As large tensor-variate data increasingly become the norm in applied machine learning and statistics, complex analysis methods similarly increase in prevalence. Such a trend offers the opportunity to understand more intricate features of the data that, ostensibly, could not be studied with simpler datasets or simpler methodologies. While promising, these advances are also perilous: these novel analysis techniques do not always consider the possibility that their results are in fact an expected consequence of some simpler, already-known feature of simpler data (for example, treating the tensor like a matrix or a univariate quantity) or simpler statistic (for example, the mean and covariance of one of the tensor modes). I will present two works that address this growing problem, the first of which uses Kronecker algebra to derive a tensor-variate maximum entropy distribution that shares modal moments with the real data. This distribution of surrogate data forms the basis of a statistical hypothesis test, and I use this method to answer a question of epiphenomenal tensor structure in populations of neural recordings in the motor and prefrontal cortex. In the second part, I will discuss how to extend this maximum entropy formulation to arbitrary constraints using deep neural network architectures in the flavor of implicit generative modeling, and I will use this method in a texture synthesis application.
Organizers: Philipp Hennig
In classical reinforcement learning agents accept arbitrary short term loss for long term gain when exploring their environment.

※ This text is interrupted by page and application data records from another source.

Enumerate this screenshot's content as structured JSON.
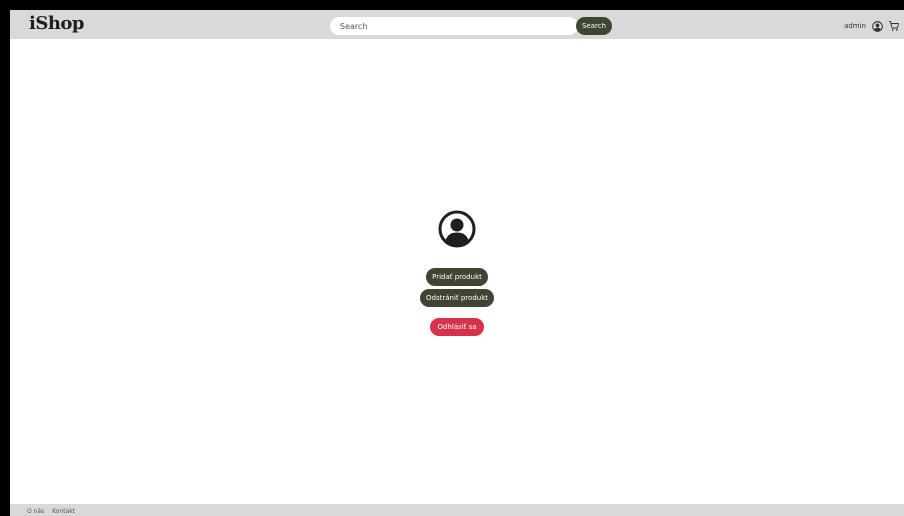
{
  "header": {
    "logo": "iShop",
    "search": {
      "placeholder": "Search",
      "value": ""
    },
    "search_button": "Search",
    "username": "admin",
    "icons": [
      "user-icon",
      "cart-icon"
    ]
  },
  "main": {
    "avatar_icon": "user-icon",
    "buttons": {
      "add_product": "Pridať produkt",
      "remove_product": "Odstrániť produkt",
      "logout": "Odhlásiť sa"
    }
  },
  "footer": {
    "links": [
      "O nás",
      "Kontakt"
    ]
  },
  "colors": {
    "header_bg": "#d9d9d9",
    "primary": "#3e4531",
    "danger": "#d6334a"
  }
}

This is infeasible for safety critical applications such as robotics, where even a single unsafe action may cause system failure or harm the environment. In this work, we address the problem of safely exploring finite Markov decision processes (MDP). We define safety in terms of an a priori unknown safety constraint that depends on states and actions and satisfies certain regularity conditions expressed via a Gaussian process prior. We develop a novel algorithm, SAFEMDP, for this task and prove that it completely explores the safely reachable part of the MDP without violating the safety constraint. Moreover, the algorithm explicitly considers reachability when exploring the MDP, ensuring that it does not get stuck in any state with no safe way out. We demonstrate our method on digital terrain models for the task of exploring an unknown map with a rover.

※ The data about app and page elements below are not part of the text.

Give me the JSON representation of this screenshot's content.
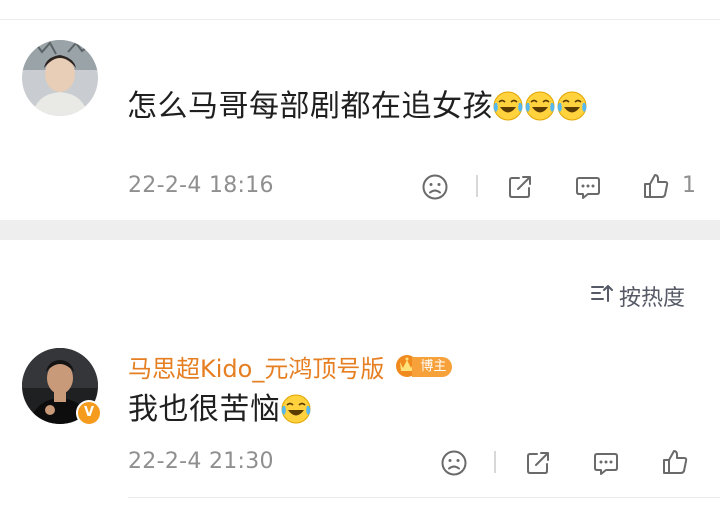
{
  "comment1": {
    "text": "怎么马哥每部剧都在追女孩",
    "emojis": [
      "laugh-cry-emoji",
      "laugh-cry-emoji",
      "laugh-cry-emoji"
    ],
    "timestamp": "22-2-4 18:16",
    "like_count": "1"
  },
  "sort": {
    "label": "按热度"
  },
  "comment2": {
    "username": "马思超Kido_元鸿顶号版",
    "badge_label": "博主",
    "verified_mark": "V",
    "text": "我也很苦恼",
    "emojis": [
      "laugh-cry-emoji"
    ],
    "timestamp": "22-2-4 21:30"
  },
  "colors": {
    "username": "#e67e22",
    "badge": "#f6a13a",
    "meta_text": "#8f8f8f",
    "divider": "#eeeeee"
  }
}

Organizers: Sebastian Trimpe
Organizers: Moritz Grosse-Wentrup
This is the story of the novel model predictive control (MPC) solution for ABB’s largest drive, the Megadrive LCI. LCI stands for load commutated inverter, a type of current source converter which powers large machineries in many industries such as marine, mining or oil & gas. Starting from a small software project at ABB Corporate Research, this novel control solution turned out to become the first time ever MPC was employed in a 48 MW commercial drive. Subsequently it was commissioned at Kollsnes, a key facility of the natural gas delivery chain, in order to increase the plant’s availability. In this presentation I will talk about the magic behind this success story, the so-called Embedded MPC algorithms, and my objective will be to demonstrate the possibilities when power meets computation.
Organizers: Sebastian Trimpe